_Records provided_.
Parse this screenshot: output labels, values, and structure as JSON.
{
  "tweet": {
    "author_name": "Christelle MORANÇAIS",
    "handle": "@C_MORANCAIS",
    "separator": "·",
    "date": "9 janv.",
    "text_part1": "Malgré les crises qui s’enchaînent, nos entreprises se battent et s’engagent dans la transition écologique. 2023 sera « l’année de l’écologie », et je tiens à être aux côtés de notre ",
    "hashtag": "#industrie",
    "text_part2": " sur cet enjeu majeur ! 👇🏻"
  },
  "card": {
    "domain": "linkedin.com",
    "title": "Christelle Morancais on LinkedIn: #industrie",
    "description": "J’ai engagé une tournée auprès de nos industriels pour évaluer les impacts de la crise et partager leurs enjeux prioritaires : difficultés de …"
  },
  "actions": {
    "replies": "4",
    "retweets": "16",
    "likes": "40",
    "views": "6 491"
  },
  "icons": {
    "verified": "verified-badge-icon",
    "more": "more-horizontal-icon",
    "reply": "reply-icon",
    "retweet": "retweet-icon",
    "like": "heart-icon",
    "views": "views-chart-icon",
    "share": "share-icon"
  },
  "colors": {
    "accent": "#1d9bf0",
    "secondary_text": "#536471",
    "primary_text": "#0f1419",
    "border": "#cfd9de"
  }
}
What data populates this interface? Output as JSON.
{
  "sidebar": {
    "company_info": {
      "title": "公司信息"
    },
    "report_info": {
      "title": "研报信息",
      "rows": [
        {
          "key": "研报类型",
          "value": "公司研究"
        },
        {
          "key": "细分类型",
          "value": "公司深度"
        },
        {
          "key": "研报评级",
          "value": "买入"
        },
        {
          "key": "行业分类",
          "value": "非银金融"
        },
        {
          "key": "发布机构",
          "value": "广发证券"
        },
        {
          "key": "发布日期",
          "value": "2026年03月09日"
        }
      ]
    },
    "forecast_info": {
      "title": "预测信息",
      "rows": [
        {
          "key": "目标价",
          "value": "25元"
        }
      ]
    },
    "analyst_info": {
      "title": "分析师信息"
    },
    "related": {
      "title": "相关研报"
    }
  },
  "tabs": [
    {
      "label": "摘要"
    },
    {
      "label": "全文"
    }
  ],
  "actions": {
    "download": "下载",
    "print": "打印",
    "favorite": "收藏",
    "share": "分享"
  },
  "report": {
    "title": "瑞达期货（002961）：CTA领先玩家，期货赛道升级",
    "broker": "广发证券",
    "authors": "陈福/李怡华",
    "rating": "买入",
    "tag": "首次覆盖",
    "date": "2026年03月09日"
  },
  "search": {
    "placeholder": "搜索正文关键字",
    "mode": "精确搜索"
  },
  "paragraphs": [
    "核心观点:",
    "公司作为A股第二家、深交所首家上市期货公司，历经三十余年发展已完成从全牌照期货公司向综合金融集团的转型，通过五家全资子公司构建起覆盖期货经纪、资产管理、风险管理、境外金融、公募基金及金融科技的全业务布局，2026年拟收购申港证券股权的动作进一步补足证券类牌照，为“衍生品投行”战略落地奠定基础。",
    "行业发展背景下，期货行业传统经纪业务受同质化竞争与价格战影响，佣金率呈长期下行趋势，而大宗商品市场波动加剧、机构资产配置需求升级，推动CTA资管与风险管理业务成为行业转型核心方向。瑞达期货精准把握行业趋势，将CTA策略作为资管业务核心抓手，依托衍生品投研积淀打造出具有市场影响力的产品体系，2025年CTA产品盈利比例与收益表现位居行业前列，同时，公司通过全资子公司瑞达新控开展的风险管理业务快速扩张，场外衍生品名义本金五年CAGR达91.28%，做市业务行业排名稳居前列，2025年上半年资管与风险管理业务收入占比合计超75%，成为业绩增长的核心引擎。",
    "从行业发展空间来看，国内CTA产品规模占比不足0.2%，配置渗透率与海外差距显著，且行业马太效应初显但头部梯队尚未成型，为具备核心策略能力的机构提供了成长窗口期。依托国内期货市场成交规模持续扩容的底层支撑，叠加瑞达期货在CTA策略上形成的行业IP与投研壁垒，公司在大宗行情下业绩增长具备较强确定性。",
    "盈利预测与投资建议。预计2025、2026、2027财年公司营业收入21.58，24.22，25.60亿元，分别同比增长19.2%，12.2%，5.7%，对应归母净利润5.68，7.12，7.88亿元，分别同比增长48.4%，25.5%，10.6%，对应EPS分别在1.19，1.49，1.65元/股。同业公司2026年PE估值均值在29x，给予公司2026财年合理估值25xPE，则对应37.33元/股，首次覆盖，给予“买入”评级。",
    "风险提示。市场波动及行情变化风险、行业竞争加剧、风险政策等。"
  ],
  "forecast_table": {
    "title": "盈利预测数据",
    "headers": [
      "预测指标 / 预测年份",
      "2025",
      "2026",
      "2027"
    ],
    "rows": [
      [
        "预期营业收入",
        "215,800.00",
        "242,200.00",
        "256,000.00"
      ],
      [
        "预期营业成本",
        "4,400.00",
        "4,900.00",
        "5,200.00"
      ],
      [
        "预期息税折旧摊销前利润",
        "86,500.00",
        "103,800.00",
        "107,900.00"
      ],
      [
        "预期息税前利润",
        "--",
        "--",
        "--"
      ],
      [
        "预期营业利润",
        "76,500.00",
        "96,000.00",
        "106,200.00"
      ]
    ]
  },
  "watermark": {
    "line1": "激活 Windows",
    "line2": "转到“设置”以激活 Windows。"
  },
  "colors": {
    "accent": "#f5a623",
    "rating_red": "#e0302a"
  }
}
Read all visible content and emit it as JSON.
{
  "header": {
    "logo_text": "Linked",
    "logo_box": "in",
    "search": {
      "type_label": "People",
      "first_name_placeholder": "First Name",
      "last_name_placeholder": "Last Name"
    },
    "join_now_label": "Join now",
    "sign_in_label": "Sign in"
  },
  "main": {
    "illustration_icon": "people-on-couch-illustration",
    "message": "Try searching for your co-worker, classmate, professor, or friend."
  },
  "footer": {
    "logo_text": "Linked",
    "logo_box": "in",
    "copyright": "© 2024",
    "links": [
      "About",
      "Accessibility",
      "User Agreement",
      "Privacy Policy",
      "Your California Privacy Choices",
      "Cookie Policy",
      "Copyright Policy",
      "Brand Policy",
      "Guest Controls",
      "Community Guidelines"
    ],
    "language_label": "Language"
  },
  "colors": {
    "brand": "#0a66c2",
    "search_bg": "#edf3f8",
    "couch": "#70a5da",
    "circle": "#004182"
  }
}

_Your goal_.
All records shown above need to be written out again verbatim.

_Answer box_.
Parse this screenshot: output labels, values, and structure as JSON.
{
  "tweet": {
    "author_name": "Christelle MORANÇAIS",
    "handle": "@C_MORANCAIS",
    "separator": "·",
    "date": "9 janv.",
    "text_part1": "Malgré les crises qui s’enchaînent, nos entreprises se battent et s’engagent dans la transition écologique. 2023 sera « l’année de l’écologie », et je tiens à être aux côtés de notre ",
    "hashtag": "#industrie",
    "text_part2": " sur cet enjeu majeur ! 👇🏻"
  },
  "card": {
    "domain": "linkedin.com",
    "title": "Christelle Morancais on LinkedIn: #industrie",
    "description": "J’ai engagé une tournée auprès de nos industriels pour évaluer les impacts de la crise et partager leurs enjeux prioritaires : difficultés de …"
  },
  "actions": {
    "replies": "4",
    "retweets": "16",
    "likes": "40",
    "views": "6 491"
  },
  "icons": {
    "verified": "verified-badge-icon",
    "more": "more-horizontal-icon",
    "reply": "reply-icon",
    "retweet": "retweet-icon",
    "like": "heart-icon",
    "views": "views-chart-icon",
    "share": "share-icon"
  },
  "colors": {
    "accent": "#1d9bf0",
    "secondary_text": "#536471",
    "primary_text": "#0f1419",
    "border": "#cfd9de"
  }
}
What data populates this interface? Output as JSON.
{
  "sidebar": {
    "company_info": {
      "title": "公司信息"
    },
    "report_info": {
      "title": "研报信息",
      "rows": [
        {
          "key": "研报类型",
          "value": "公司研究"
        },
        {
          "key": "细分类型",
          "value": "公司深度"
        },
        {
          "key": "研报评级",
          "value": "买入"
        },
        {
          "key": "行业分类",
          "value": "非银金融"
        },
        {
          "key": "发布机构",
          "value": "广发证券"
        },
        {
          "key": "发布日期",
          "value": "2026年03月09日"
        }
      ]
    },
    "forecast_info": {
      "title": "预测信息",
      "rows": [
        {
          "key": "目标价",
          "value": "25元"
        }
      ]
    },
    "analyst_info": {
      "title": "分析师信息"
    },
    "related": {
      "title": "相关研报"
    }
  },
  "tabs": [
    {
      "label": "摘要"
    },
    {
      "label": "全文"
    }
  ],
  "actions": {
    "download": "下载",
    "print": "打印",
    "favorite": "收藏",
    "share": "分享"
  },
  "report": {
    "title": "瑞达期货（002961）：CTA领先玩家，期货赛道升级",
    "broker": "广发证券",
    "authors": "陈福/李怡华",
    "rating": "买入",
    "tag": "首次覆盖",
    "date": "2026年03月09日"
  },
  "search": {
    "placeholder": "搜索正文关键字",
    "mode": "精确搜索"
  },
  "paragraphs": [
    "核心观点:",
    "公司作为A股第二家、深交所首家上市期货公司，历经三十余年发展已完成从全牌照期货公司向综合金融集团的转型，通过五家全资子公司构建起覆盖期货经纪、资产管理、风险管理、境外金融、公募基金及金融科技的全业务布局，2026年拟收购申港证券股权的动作进一步补足证券类牌照，为“衍生品投行”战略落地奠定基础。",
    "行业发展背景下，期货行业传统经纪业务受同质化竞争与价格战影响，佣金率呈长期下行趋势，而大宗商品市场波动加剧、机构资产配置需求升级，推动CTA资管与风险管理业务成为行业转型核心方向。瑞达期货精准把握行业趋势，将CTA策略作为资管业务核心抓手，依托衍生品投研积淀打造出具有市场影响力的产品体系，2025年CTA产品盈利比例与收益表现位居行业前列，同时，公司通过全资子公司瑞达新控开展的风险管理业务快速扩张，场外衍生品名义本金五年CAGR达91.28%，做市业务行业排名稳居前列，2025年上半年资管与风险管理业务收入占比合计超75%，成为业绩增长的核心引擎。",
    "从行业发展空间来看，国内CTA产品规模占比不足0.2%，配置渗透率与海外差距显著，且行业马太效应初显但头部梯队尚未成型，为具备核心策略能力的机构提供了成长窗口期。依托国内期货市场成交规模持续扩容的底层支撑，叠加瑞达期货在CTA策略上形成的行业IP与投研壁垒，公司在大宗行情下业绩增长具备较强确定性。",
    "盈利预测与投资建议。预计2025、2026、2027财年公司营业收入21.58，24.22，25.60亿元，分别同比增长19.2%，12.2%，5.7%，对应归母净利润5.68，7.12，7.88亿元，分别同比增长48.4%，25.5%，10.6%，对应EPS分别在1.19，1.49，1.65元/股。同业公司2026年PE估值均值在29x，给予公司2026财年合理估值25xPE，则对应37.33元/股，首次覆盖，给予“买入”评级。",
    "风险提示。市场波动及行情变化风险、行业竞争加剧、风险政策等。"
  ],
  "forecast_table": {
    "title": "盈利预测数据",
    "headers": [
      "预测指标 / 预测年份",
      "2025",
      "2026",
      "2027"
    ],
    "rows": [
      [
        "预期营业收入",
        "215,800.00",
        "242,200.00",
        "256,000.00"
      ],
      [
        "预期营业成本",
        "4,400.00",
        "4,900.00",
        "5,200.00"
      ],
      [
        "预期息税折旧摊销前利润",
        "86,500.00",
        "103,800.00",
        "107,900.00"
      ],
      [
        "预期息税前利润",
        "--",
        "--",
        "--"
      ],
      [
        "预期营业利润",
        "76,500.00",
        "96,000.00",
        "106,200.00"
      ]
    ]
  },
  "watermark": {
    "line1": "激活 Windows",
    "line2": "转到“设置”以激活 Windows。"
  },
  "colors": {
    "accent": "#f5a623",
    "rating_red": "#e0302a"
  }
}
Read all visible content and emit it as JSON.
{
  "header": {
    "logo_text": "Linked",
    "logo_box": "in",
    "search": {
      "type_label": "People",
      "first_name_placeholder": "First Name",
      "last_name_placeholder": "Last Name"
    },
    "join_now_label": "Join now",
    "sign_in_label": "Sign in"
  },
  "main": {
    "illustration_icon": "people-on-couch-illustration",
    "message": "Try searching for your co-worker, classmate, professor, or friend."
  },
  "footer": {
    "logo_text": "Linked",
    "logo_box": "in",
    "copyright": "© 2024",
    "links": [
      "About",
      "Accessibility",
      "User Agreement",
      "Privacy Policy",
      "Your California Privacy Choices",
      "Cookie Policy",
      "Copyright Policy",
      "Brand Policy",
      "Guest Controls",
      "Community Guidelines"
    ],
    "language_label": "Language"
  },
  "colors": {
    "brand": "#0a66c2",
    "search_bg": "#edf3f8",
    "couch": "#70a5da",
    "circle": "#004182"
  }
}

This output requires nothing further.